TASK TO COMPLETE
Search the records for the string "database", then copy each line that has it.
[[ RAW DATA open ]]
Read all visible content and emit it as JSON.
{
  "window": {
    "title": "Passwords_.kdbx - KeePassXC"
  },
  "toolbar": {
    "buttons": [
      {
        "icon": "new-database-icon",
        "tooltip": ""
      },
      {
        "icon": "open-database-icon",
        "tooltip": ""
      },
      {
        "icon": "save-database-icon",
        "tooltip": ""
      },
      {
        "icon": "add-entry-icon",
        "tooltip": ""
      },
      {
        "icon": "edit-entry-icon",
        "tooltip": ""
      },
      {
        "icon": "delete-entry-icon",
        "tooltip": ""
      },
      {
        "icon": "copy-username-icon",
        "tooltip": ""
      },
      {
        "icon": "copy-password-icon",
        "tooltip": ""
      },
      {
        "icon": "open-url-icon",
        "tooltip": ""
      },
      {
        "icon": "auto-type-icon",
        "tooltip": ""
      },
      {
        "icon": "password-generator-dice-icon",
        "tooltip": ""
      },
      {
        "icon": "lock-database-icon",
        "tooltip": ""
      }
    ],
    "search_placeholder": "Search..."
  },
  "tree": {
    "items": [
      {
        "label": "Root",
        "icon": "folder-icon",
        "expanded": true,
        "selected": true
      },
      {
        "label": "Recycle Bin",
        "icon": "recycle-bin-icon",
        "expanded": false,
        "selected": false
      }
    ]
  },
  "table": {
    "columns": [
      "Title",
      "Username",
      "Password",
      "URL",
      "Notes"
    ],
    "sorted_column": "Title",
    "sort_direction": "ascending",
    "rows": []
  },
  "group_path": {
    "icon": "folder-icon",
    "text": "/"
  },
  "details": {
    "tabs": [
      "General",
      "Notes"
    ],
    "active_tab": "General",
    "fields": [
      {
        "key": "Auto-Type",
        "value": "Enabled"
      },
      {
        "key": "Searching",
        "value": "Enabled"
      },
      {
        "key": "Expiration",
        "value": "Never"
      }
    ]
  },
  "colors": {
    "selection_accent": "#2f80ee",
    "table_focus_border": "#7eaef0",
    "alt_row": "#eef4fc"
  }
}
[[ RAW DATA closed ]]
FINISHED TASK
        "icon": "new-database-icon",
        "icon": "open-database-icon",
        "icon": "save-database-icon",
        "icon": "lock-database-icon",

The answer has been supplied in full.